Ice cream brand Ben & Jerry’s can not stop Unilever from selling its products in the Palestinian zone that is occupied by Israel, an American court has ruled. A further court case has already started.
No clear damage
The ice cream brand, well know for its idealism, had stopped selling its products in the Palestinian areas that Israel illegally occupies. However, Unilever – which has owned Ben & Jerry’s since 2000 – wanted to circumvent that decision by selling the rights to Ben & Jerry’s to a local licensee. The brand, that also infuriated some with its defence of LGBT rights and its support for Black Lives Matter, is now judged to be unable to prove it suffers from irreparable damages by Unilever’s move.
The decision not to sell in the illegal settlements, however, proved unpopular with some investors, who sold their Unilever shares or put pressure on the company to intervene. The next move in this extraordinary saga was the fact that Ben & Jerry’s then sued its owner, trying to block the transfer of know-how, recipes and packaging. In this court case, too, the ice cream brand has now failed to reach its aim.

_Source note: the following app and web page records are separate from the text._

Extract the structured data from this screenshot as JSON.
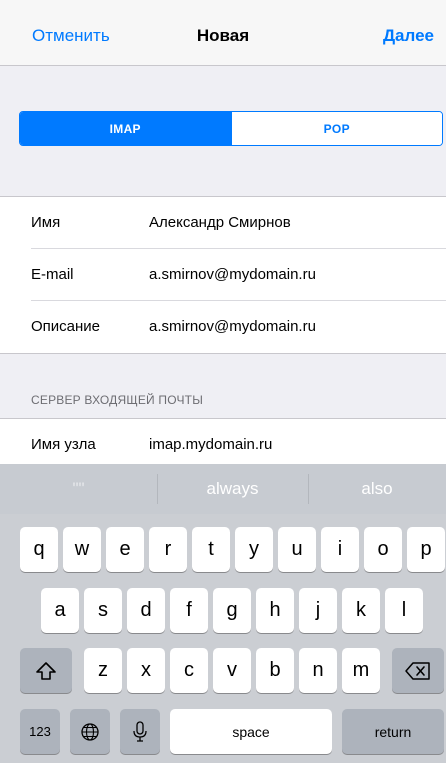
{
  "navbar": {
    "cancel_label": "Отменить",
    "title": "Новая",
    "next_label": "Далее"
  },
  "segmented": {
    "options": [
      "IMAP",
      "POP"
    ],
    "selected": "IMAP"
  },
  "account_form": {
    "rows": [
      {
        "label": "Имя",
        "value": "Александр Смирнов"
      },
      {
        "label": "E-mail",
        "value": "a.smirnov@mydomain.ru"
      },
      {
        "label": "Описание",
        "value": "a.smirnov@mydomain.ru"
      }
    ]
  },
  "incoming_server": {
    "header": "СЕРВЕР ВХОДЯЩЕЙ ПОЧТЫ",
    "host_label": "Имя узла",
    "host_value": "imap.mydomain.ru"
  },
  "keyboard": {
    "suggestions": [
      "\"\"",
      "always",
      "also"
    ],
    "row1": [
      "q",
      "w",
      "e",
      "r",
      "t",
      "y",
      "u",
      "i",
      "o",
      "p"
    ],
    "row2": [
      "a",
      "s",
      "d",
      "f",
      "g",
      "h",
      "j",
      "k",
      "l"
    ],
    "row3": [
      "z",
      "x",
      "c",
      "v",
      "b",
      "n",
      "m"
    ],
    "bottom": {
      "numbers_label": "123",
      "space_label": "space",
      "return_label": "return"
    },
    "icons": {
      "shift": "shift-icon",
      "delete": "delete-icon",
      "globe": "globe-icon",
      "mic": "microphone-icon"
    }
  },
  "colors": {
    "accent": "#007aff",
    "background": "#efeff4",
    "keyboard_bg": "#cbced3"
  }
}
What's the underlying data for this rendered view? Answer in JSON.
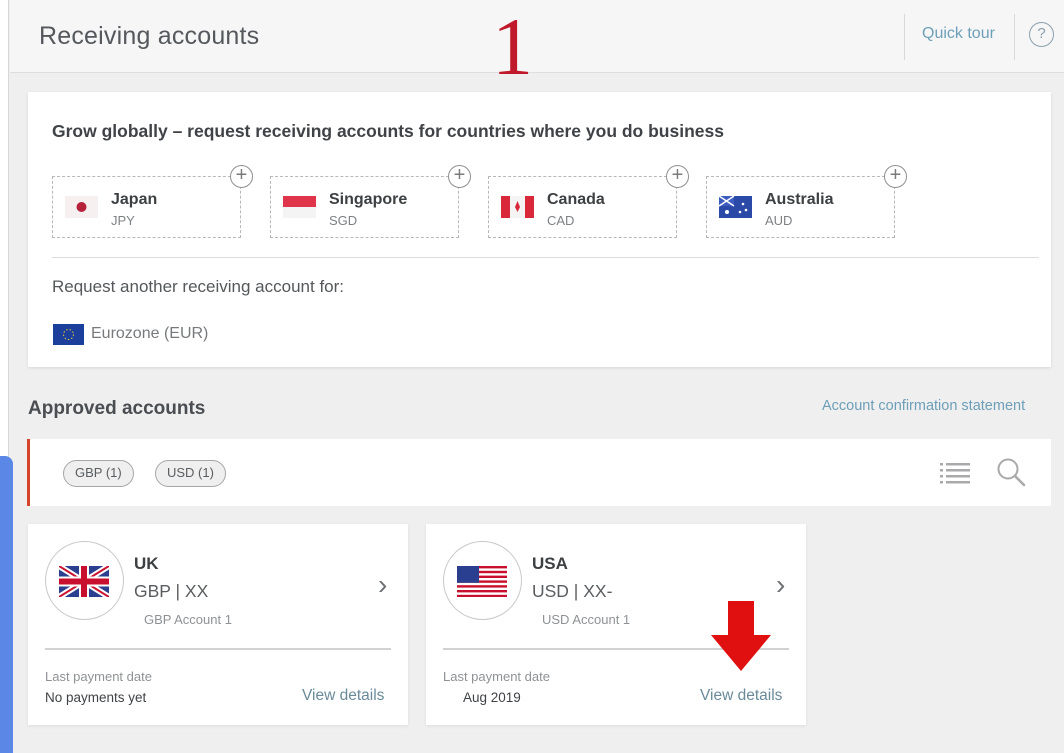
{
  "header": {
    "title": "Receiving accounts",
    "annotation_number": "1",
    "quick_tour_label": "Quick tour",
    "help_label": "?"
  },
  "grow": {
    "title": "Grow globally – request receiving accounts for countries where you do business",
    "countries": [
      {
        "name": "Japan",
        "code": "JPY",
        "flag_icon": "japan-flag-icon"
      },
      {
        "name": "Singapore",
        "code": "SGD",
        "flag_icon": "singapore-flag-icon"
      },
      {
        "name": "Canada",
        "code": "CAD",
        "flag_icon": "canada-flag-icon"
      },
      {
        "name": "Australia",
        "code": "AUD",
        "flag_icon": "australia-flag-icon"
      }
    ],
    "request_another": "Request another receiving account for:",
    "eurozone_label": "Eurozone (EUR)"
  },
  "approved": {
    "title": "Approved accounts",
    "confirmation_link": "Account confirmation statement",
    "filters": [
      "GBP (1)",
      "USD (1)"
    ],
    "accounts": [
      {
        "country": "UK",
        "number": "GBP | XX",
        "account_name": "GBP Account 1",
        "last_payment_label": "Last payment date",
        "last_payment_value": "No payments yet",
        "view_details": "View details",
        "flag_icon": "uk-flag-icon"
      },
      {
        "country": "USA",
        "number": "USD | XX-",
        "account_name": "USD Account 1",
        "last_payment_label": "Last payment date",
        "last_payment_value": "Aug 2019",
        "view_details": "View details",
        "flag_icon": "usa-flag-icon"
      }
    ]
  },
  "colors": {
    "accent_red": "#d6442b",
    "annotation_red": "#c0192a",
    "link_blue": "#6d9fb8",
    "arrow_red": "#e01010"
  }
}
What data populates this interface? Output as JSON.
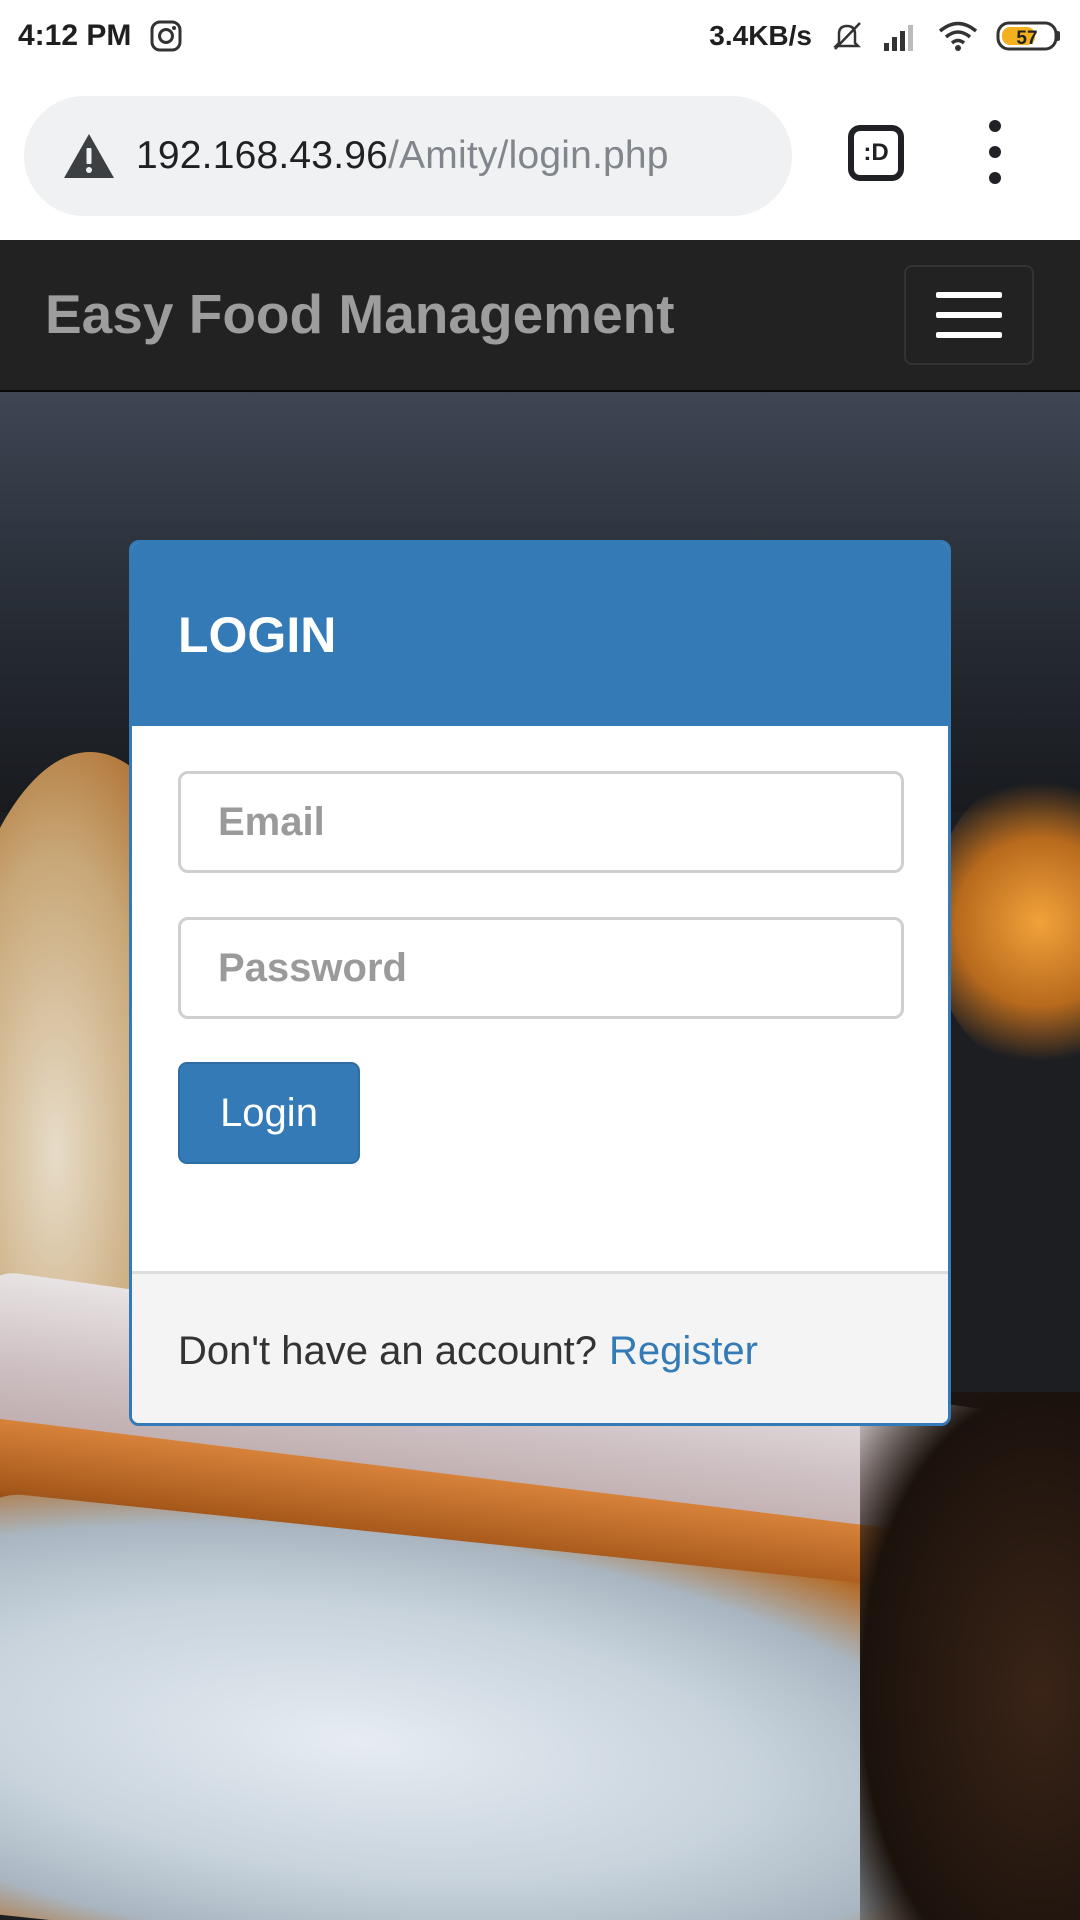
{
  "status_bar": {
    "time": "4:12 PM",
    "network_speed": "3.4KB/s",
    "battery": "57",
    "icons": [
      "instagram-icon",
      "mute-icon",
      "signal-icon",
      "wifi-icon",
      "battery-icon"
    ]
  },
  "browser": {
    "url_host": "192.168.43.96",
    "url_path": "/Amity/login.php",
    "tab_label": ":D"
  },
  "navbar": {
    "brand": "Easy Food Management"
  },
  "login_panel": {
    "title": "LOGIN",
    "email_placeholder": "Email",
    "password_placeholder": "Password",
    "login_button": "Login",
    "footer_text": "Don't have an account?",
    "register_link": "Register"
  },
  "colors": {
    "primary": "#337ab7",
    "navbar_bg": "#222222",
    "brand_text": "#9d9d9d"
  }
}
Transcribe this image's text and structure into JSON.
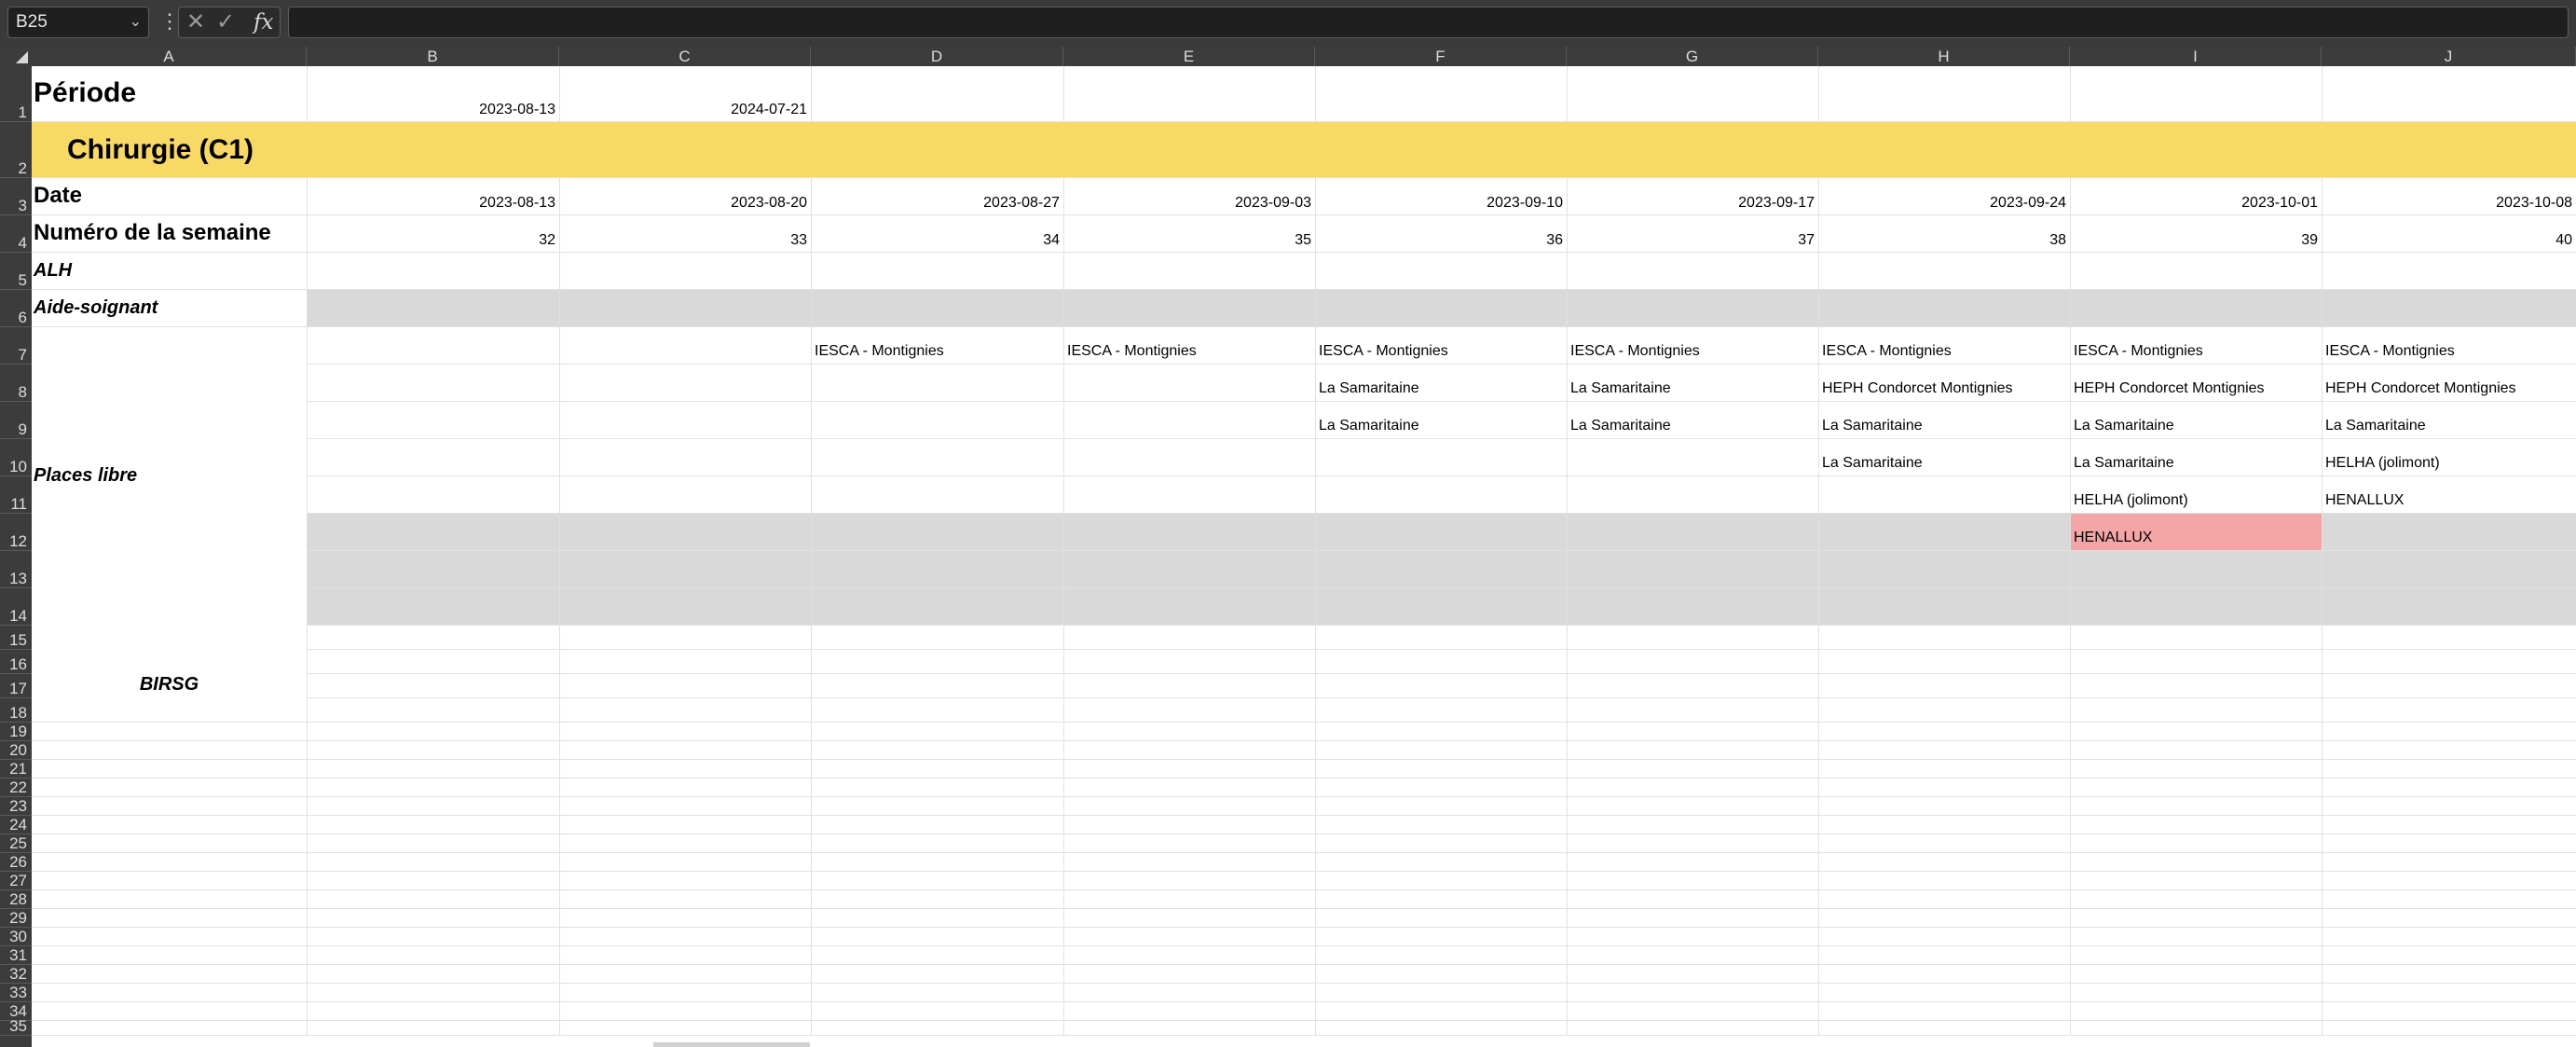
{
  "formula_bar": {
    "name_box": "B25",
    "dropdown_icon": "chevron-down-icon",
    "more_icon": "vertical-ellipsis-icon",
    "cancel_icon": "x-icon",
    "enter_icon": "check-icon",
    "function_icon": "fx",
    "formula": ""
  },
  "columns": [
    "A",
    "B",
    "C",
    "D",
    "E",
    "F",
    "G",
    "H",
    "I",
    "J"
  ],
  "rows": [
    "1",
    "2",
    "3",
    "4",
    "5",
    "6",
    "7",
    "8",
    "9",
    "10",
    "11",
    "12",
    "13",
    "14",
    "15",
    "16",
    "17",
    "18",
    "19",
    "20",
    "21",
    "22",
    "23",
    "24",
    "25",
    "26",
    "27",
    "28",
    "29",
    "30",
    "31",
    "32",
    "33",
    "34",
    "35"
  ],
  "sheet": {
    "periode": {
      "label": "Période",
      "start": "2023-08-13",
      "end": "2024-07-21"
    },
    "section_title": "Chirurgie (C1)",
    "date_label": "Date",
    "dates": [
      "2023-08-13",
      "2023-08-20",
      "2023-08-27",
      "2023-09-03",
      "2023-09-10",
      "2023-09-17",
      "2023-09-24",
      "2023-10-01",
      "2023-10-08"
    ],
    "week_label": "Numéro de la semaine",
    "weeks": [
      "32",
      "33",
      "34",
      "35",
      "36",
      "37",
      "38",
      "39",
      "40"
    ],
    "alh_label": "ALH",
    "aide_label": "Aide-soignant",
    "places_label": "Places libre",
    "birsg_label": "BIRSG",
    "places": {
      "D": [
        "IESCA - Montignies"
      ],
      "E": [
        "IESCA - Montignies"
      ],
      "F": [
        "IESCA - Montignies",
        "La Samaritaine",
        "La Samaritaine"
      ],
      "G": [
        "IESCA - Montignies",
        "La Samaritaine",
        "La Samaritaine"
      ],
      "H": [
        "IESCA - Montignies",
        "HEPH Condorcet Montignies",
        "La Samaritaine",
        "La Samaritaine"
      ],
      "I": [
        "IESCA - Montignies",
        "HEPH Condorcet Montignies",
        "La Samaritaine",
        "La Samaritaine",
        "HELHA (jolimont)",
        "HENALLUX"
      ],
      "J": [
        "IESCA - Montignies",
        "HEPH Condorcet Montignies",
        "La Samaritaine",
        "HELHA (jolimont)",
        "HENALLUX"
      ]
    },
    "colors": {
      "section_fill": "#f9d966",
      "gray_fill": "#d9d9d9",
      "highlight_fill": "#f4a6a6"
    }
  }
}
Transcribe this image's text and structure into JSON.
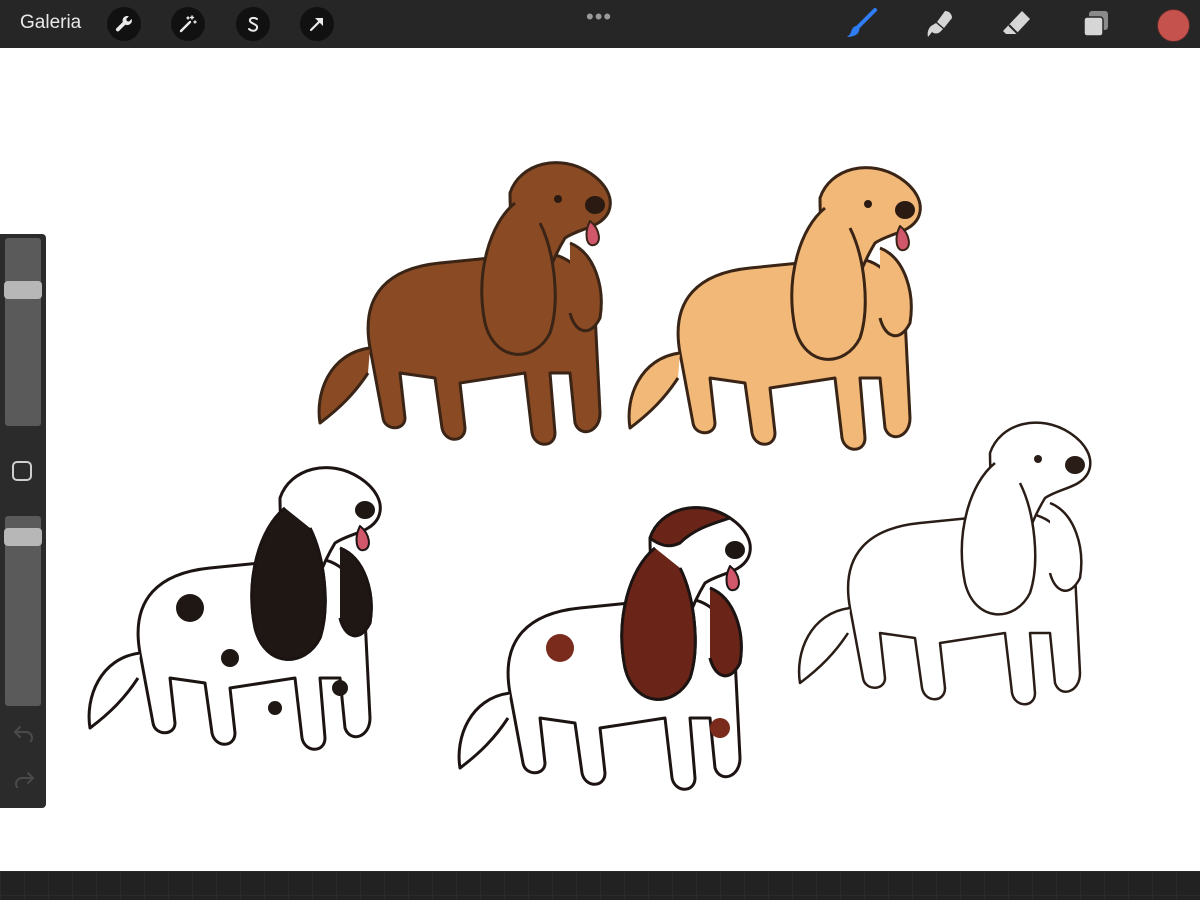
{
  "app": {
    "gallery_label": "Galeria"
  },
  "toolbar_left": [
    {
      "icon": "wrench-icon"
    },
    {
      "icon": "magic-wand-icon"
    },
    {
      "icon": "selection-s-icon"
    },
    {
      "icon": "transform-arrow-icon"
    }
  ],
  "toolbar_right": [
    {
      "icon": "brush-icon",
      "active": true,
      "color": "#2f7df6"
    },
    {
      "icon": "smudge-icon"
    },
    {
      "icon": "eraser-icon"
    },
    {
      "icon": "layers-icon"
    }
  ],
  "colors": {
    "current": "#c5524d",
    "active_tool": "#2f7df6"
  },
  "sidebar": {
    "brush_size_level": 0.75,
    "opacity_level": 0.93,
    "icons": [
      "square-modify-icon",
      "undo-icon",
      "redo-icon"
    ]
  },
  "canvas": {
    "artwork": [
      {
        "subject": "brown-spaniel"
      },
      {
        "subject": "golden-spaniel"
      },
      {
        "subject": "black-white-spaniel"
      },
      {
        "subject": "liver-white-spaniel"
      },
      {
        "subject": "white-outline-spaniel"
      }
    ]
  }
}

Another court case now has to shed clarity on the question how far the independent members of the Ben & Jerry’s board can still go to protect their brand and their mission. Unilever had stated that the rebellious subsidiary was not even allowed to sue its owners, and would even have halted payments to the board members concerned.